● Assigned task:
Scan the entries line by line and return those with "icon".

● Data provided:
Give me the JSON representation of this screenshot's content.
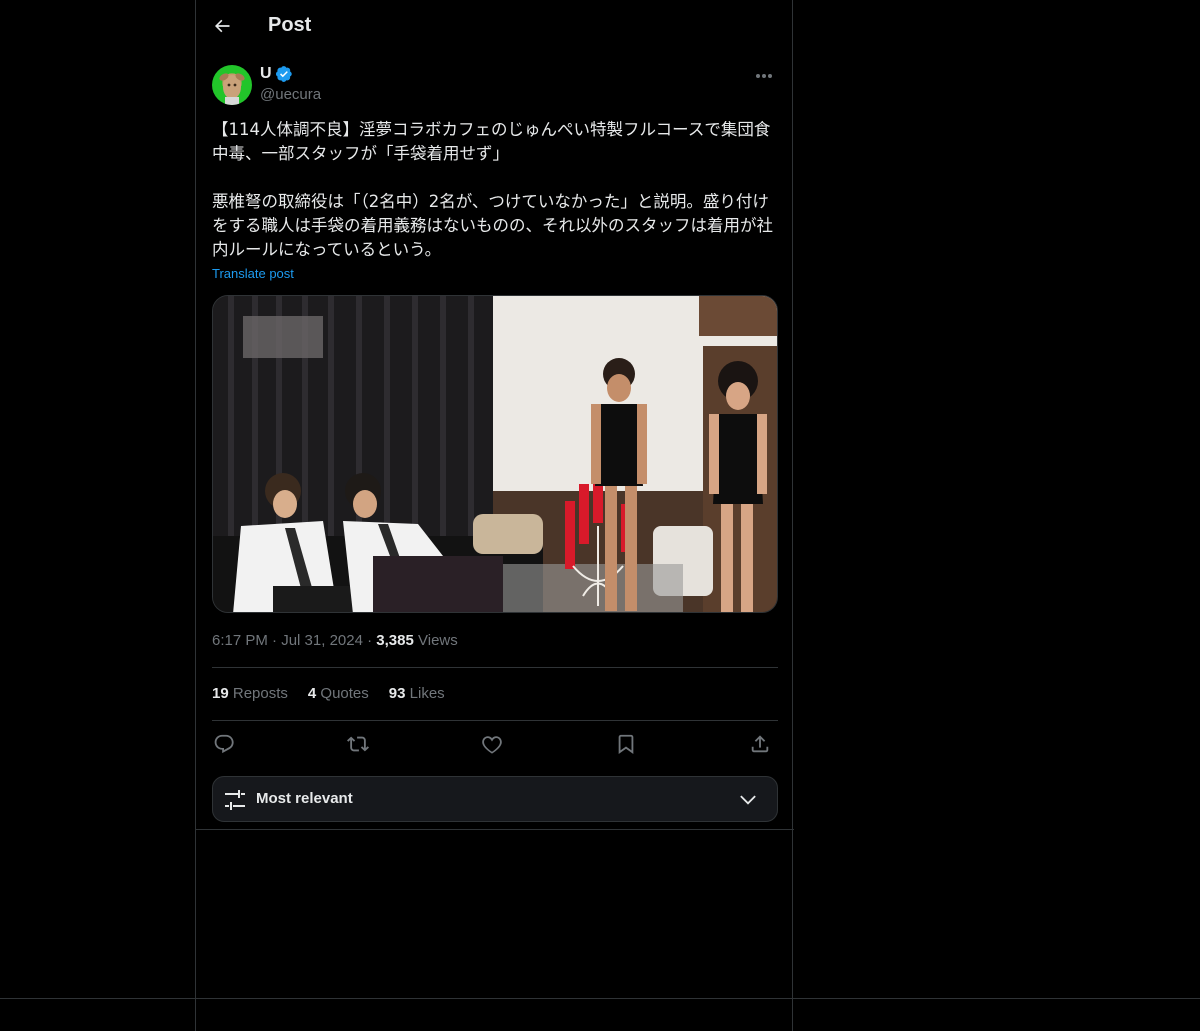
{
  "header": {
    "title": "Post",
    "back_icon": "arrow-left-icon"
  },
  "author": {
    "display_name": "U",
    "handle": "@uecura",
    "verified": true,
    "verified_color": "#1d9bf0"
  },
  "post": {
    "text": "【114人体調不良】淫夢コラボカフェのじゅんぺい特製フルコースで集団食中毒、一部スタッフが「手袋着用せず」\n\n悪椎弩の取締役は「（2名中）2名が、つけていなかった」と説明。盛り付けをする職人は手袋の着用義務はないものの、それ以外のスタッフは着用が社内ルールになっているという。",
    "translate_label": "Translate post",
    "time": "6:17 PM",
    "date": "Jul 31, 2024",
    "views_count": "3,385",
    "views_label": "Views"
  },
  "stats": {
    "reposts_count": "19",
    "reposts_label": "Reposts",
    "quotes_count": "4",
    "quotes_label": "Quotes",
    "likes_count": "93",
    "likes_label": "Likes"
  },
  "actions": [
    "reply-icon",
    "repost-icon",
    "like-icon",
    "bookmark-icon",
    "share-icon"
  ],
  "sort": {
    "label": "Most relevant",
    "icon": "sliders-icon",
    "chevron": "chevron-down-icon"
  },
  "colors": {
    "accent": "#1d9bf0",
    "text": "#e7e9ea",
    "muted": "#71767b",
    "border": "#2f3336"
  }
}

● Answer to this problem:
    "back_icon": "arrow-left-icon"
    "reply-icon",
    "repost-icon",
    "like-icon",
    "bookmark-icon",
    "share-icon"
    "icon": "sliders-icon",
    "chevron": "chevron-down-icon"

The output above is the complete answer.